01.27.14 5:30 PM ET
Republican Warner Backs Democrat Warner
Longtime Virginia Republican Senator John Warner announced his endorsement of incumbent Democrat Mark Warner Monday
John Warner was a mainstay of the Virginia GOP for decades. A relatively moderate Republican, he served 30 years in the U.S. Senate from 1978 to 2008. The aristocratic Warner, who was married at different times to both a Mellon heiress and Elizabeth Taylor with the epitome of traditional establishment Republican. His endorsement of Mark Warner is a major boost to the centrist Democrat who is up for re-election to his second term in the U.S. Senate in 2014. Mark Warner is a former Governor of Virginia who also unsuccessfully ran for Senate against John Warner in 1996.

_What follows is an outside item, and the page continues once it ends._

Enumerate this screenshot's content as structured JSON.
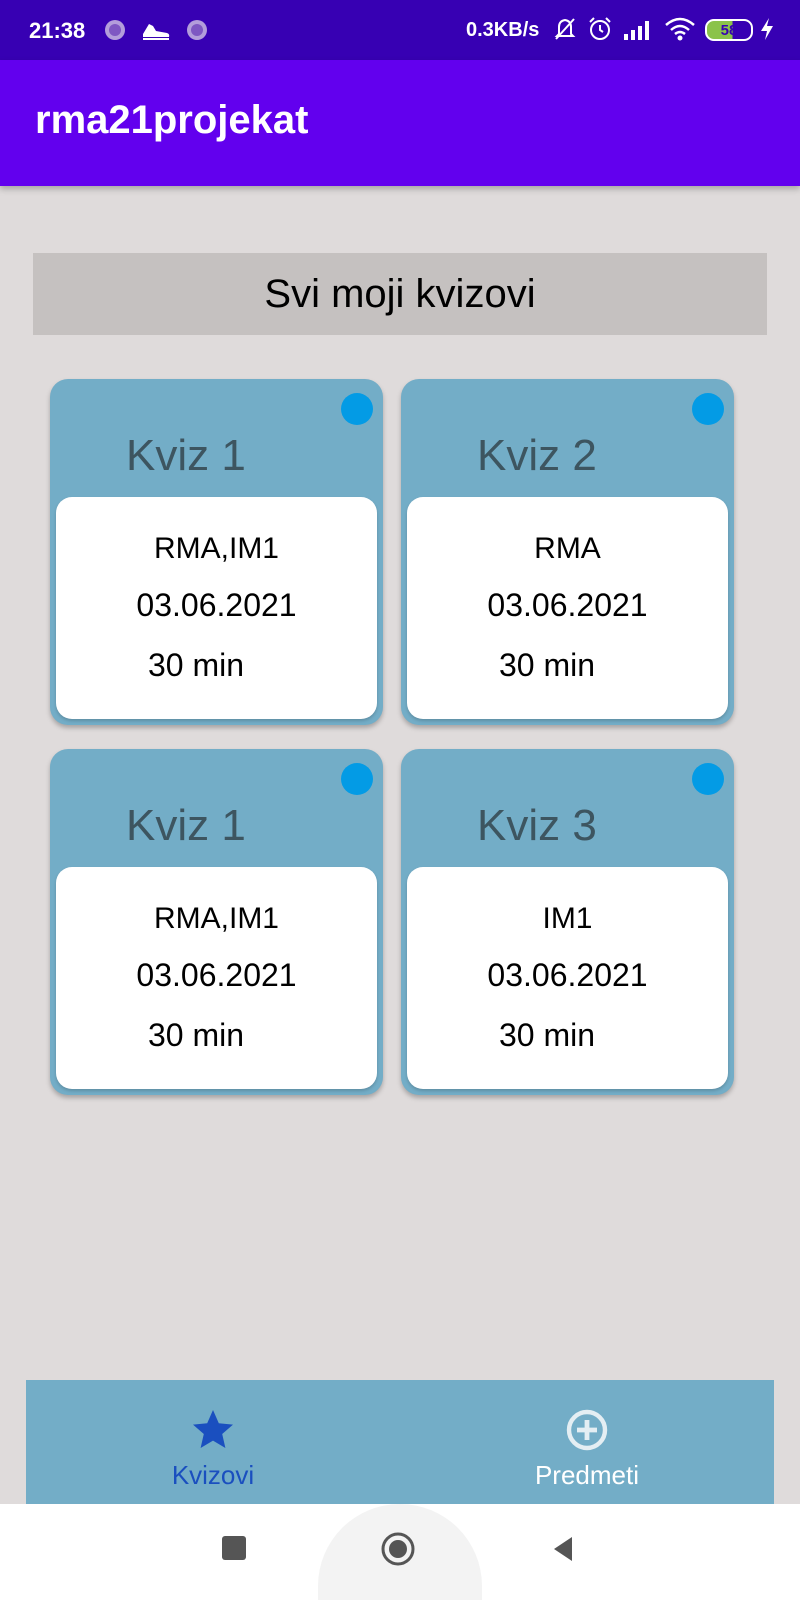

This endorsement comes shortly after longtime Republican insider Ed Gillespie entered the Senate race and signals a major shift in the race. Gillespie, a lobbyist, political consultant and former George W. Bush White House aide who served as chair of the RNC from 2003-2005. His entry into the race was supposed to provide Mark Warner a credible opponent in this swing state as well as unite the deeply divided Virginia GOP, where social conservatives and Tea Partiers have long been feuding with the party establishment.
This rift came to the fore during the state's 2013 gubernatorial campaign when social conservative Ken Cuccinelli lost to Democratic fundraiser Terry McAuliffe while suffering a number of notable Republican defections. In particular, Cuccinelli's top rival for the GOP nomination, Lt. Gov. Bill Bolling refused to endorse in the race and one of his key advisors, Boyd Marcus, openly backed McAuliffe.
John Warner's endorsement is not a gamechanger, few, if any, endorsements actually are. But, it's the first time that he has ever openly backed a Democrat and marks an important indicator of changing political currents in the Old Dominion. With Virginia emerging as a key swing state nationally, it marks a bad omen for Republican fortunes in 2016 who need to win back the independent voters and centrists who long supported John Warner throughout his political career.